This week Kevin O’Leary, an outspoken TV business personality,PMP This week Kevin O’Leary, an outspoken TV business personality stated that he is frequently asked if his MBA, or any diploma in general, is worth the expense. He said that obtaining a post-graduate degree indeed made him smarter, but it did not guarantee success. He pointed out that Mark Zuckerberg and Bill Gates, both proud college drop-outs, are incredibly successful.
His commentary caused me to return to a question I am frequently asked when delivering project management courses. Is PMP® certification worth it?
I’m part of a number of training programs. One very large program has completely moved away from A Guide to the Project Management Body of Knowledge (PMBOK® Guide) references in its training material. In fact, in a recent meeting, the course designers were mandated to remove all reference to PMI processes and tools/techniques.
An uncomfortable hush was palpable among those of us delivering the courses. We had, after all, all proudly achieved our PMP accreditation many years ago and, indeed, it’s one of the key prerequisites to be part of the national training team. Why would we not leverage the world’s most recognized project management framework in our course content?
The rational the director provided was that today’s post-secondary institutions, including universities that our program is associated with, are making a clear transition to providing skills that can immediately be deployed in the workplace. Training is often provided at the expense of the employer, and they want return on the training dollar investments. He went on to say items such as PMI’s tools and techniques are irrelevant and that, in contrast, program participants need to know things like how to create budgets, how to manage risks and how to build effective schedules.
25 years of PMP
As a professional with over 25 years of project management experience, I pride myself in bringing a practical approach to project management delivery, and am more focused on meeting project goals than I am about creating specific documentation simply to be compliant with a standard.
You would think, therefore, I would fully align with the direction of the director of the project management training program. Further, you would think my answer to the recurring question about the value of PMP certification would be changing. But my answer remains unchanged.
Obtaining the PMP accreditation is difficult. As the saying goes, “If it was easy, everyone would do it.” Putting aside for a moment the evolving PMP exam and radically different seventh edition of the PMBOK Guide, it is extremely challenging to meet the combined requirements to becoming a PMP. Understanding the theory, passing the exam and having the requisite real-world project delivery experience is a daunting task.
I not only recall the amount of effort I expended to successfully complete the PMP exam, but I have coached hundreds of individuals to also be successful. I can speak from a position of experience when I state it is very difficult for most people to absorb the overwhelming amount of theory.
When teaching preparation courses, I jokingly say my students must pour the PMBOK Guide contents into their heads, use that knowledge during the four-hour exam, and then straighten their head back to the normal position. It’s a given that some of what was learned will “fall out,” but much of the world-renowned framework will forever remain embedded in the synapsis of their brain as they continue on a project management career path.

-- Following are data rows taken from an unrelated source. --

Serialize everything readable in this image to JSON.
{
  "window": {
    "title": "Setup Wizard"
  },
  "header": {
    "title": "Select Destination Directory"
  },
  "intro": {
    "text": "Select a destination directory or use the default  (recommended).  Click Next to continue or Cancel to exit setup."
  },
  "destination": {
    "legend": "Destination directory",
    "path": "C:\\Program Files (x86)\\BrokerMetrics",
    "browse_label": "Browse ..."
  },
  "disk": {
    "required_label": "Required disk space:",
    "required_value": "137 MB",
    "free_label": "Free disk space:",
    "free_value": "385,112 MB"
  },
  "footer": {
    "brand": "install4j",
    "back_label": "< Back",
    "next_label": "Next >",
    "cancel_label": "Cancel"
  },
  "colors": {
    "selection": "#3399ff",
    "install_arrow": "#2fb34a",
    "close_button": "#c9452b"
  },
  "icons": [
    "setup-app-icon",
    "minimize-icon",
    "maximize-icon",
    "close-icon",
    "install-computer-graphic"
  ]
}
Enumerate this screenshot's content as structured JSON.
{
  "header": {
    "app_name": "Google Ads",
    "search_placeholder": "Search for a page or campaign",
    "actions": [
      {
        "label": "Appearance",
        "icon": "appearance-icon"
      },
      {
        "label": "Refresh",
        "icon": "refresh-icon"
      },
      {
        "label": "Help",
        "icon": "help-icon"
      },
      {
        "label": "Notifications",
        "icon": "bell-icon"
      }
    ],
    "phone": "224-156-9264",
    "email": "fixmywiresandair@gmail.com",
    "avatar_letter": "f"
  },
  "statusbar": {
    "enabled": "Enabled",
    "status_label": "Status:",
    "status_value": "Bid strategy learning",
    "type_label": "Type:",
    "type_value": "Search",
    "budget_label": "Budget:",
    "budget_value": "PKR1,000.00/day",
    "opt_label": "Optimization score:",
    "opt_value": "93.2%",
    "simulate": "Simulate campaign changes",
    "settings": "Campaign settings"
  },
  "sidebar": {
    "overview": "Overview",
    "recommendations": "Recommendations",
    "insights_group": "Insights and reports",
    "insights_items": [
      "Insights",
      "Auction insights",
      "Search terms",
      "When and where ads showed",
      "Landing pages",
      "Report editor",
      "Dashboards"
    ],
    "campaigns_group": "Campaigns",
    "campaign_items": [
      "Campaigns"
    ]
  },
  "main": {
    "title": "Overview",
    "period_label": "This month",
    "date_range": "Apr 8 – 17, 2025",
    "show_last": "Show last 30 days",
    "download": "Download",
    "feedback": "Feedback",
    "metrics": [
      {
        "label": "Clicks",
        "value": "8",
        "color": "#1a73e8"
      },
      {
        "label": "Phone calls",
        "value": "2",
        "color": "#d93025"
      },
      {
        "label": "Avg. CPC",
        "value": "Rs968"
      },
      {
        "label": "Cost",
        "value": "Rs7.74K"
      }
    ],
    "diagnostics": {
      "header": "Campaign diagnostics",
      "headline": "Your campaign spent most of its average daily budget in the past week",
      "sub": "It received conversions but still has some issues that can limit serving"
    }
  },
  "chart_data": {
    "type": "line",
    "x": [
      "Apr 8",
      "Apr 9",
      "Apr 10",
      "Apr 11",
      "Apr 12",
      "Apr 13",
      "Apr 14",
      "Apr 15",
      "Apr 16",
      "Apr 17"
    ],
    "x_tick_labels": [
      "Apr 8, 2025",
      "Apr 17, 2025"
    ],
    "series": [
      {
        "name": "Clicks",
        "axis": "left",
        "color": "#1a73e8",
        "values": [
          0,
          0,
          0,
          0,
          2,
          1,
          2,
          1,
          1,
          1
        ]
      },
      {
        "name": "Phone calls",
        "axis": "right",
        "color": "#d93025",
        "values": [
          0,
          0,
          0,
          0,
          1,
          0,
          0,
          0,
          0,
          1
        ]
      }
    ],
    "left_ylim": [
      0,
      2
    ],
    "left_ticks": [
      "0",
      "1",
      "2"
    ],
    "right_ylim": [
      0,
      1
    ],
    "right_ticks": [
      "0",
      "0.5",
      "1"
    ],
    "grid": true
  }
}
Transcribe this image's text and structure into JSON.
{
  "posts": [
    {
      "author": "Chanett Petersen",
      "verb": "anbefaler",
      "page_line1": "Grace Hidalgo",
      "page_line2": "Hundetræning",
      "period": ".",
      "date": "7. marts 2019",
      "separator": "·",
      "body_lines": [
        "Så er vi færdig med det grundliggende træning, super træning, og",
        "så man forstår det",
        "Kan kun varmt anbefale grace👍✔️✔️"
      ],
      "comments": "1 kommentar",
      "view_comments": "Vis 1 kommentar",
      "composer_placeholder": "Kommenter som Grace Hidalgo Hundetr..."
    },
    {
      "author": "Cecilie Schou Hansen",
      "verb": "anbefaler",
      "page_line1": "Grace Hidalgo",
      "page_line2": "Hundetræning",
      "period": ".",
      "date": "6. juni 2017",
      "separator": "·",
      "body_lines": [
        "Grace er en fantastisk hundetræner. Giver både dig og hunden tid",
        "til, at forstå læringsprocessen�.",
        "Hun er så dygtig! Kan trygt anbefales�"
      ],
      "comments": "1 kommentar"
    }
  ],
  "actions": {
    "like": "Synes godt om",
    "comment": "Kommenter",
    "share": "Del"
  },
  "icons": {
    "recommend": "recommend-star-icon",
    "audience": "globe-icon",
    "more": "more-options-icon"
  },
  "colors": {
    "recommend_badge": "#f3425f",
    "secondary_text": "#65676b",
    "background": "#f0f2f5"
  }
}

Will they use every process, tool and technique? Obviously not. Have they learned a framework that, if properly applied in the workplace, will most likely lead to improved project success? Unquestionably yes!
As O’Leary stated, the purpose of education and accreditation is to “stuff the toolbox with valuable skills.” The practical project planning and delivery skills developed through professional training should be designed to teach how to be a successful project manager.
Gaining associated accreditation, however, is also important. Imagine all students starting post-graduate studies, but none of them ever graduating. Graduation marks the achievement of a goal. Being awarded a diploma is a demonstration of successfully completing a program and passing all required learning verifications. It separates out those that tried from those that achieved.
The same can be said for individuals who not only develop skills through project management training, but also commit to achieving PMI’s PMP certification. In my opinion, being a PMP provides a clear separation from those that have not achieved it.
As noted above, PMI is evolving the PMP exam. The PMBOK Guide is going through a radical transformation with its seventh edition. This is an excellent demonstration that PMI understands it must evolve. PMI understands that workplace environment and recognizes employers want individuals with practical skills. Employers also want, however, to be able to identify individuals who are prepared to make the effort to separate themselves from the crowd. Achieving PMP certification continues to provide an indicator of project management excellence.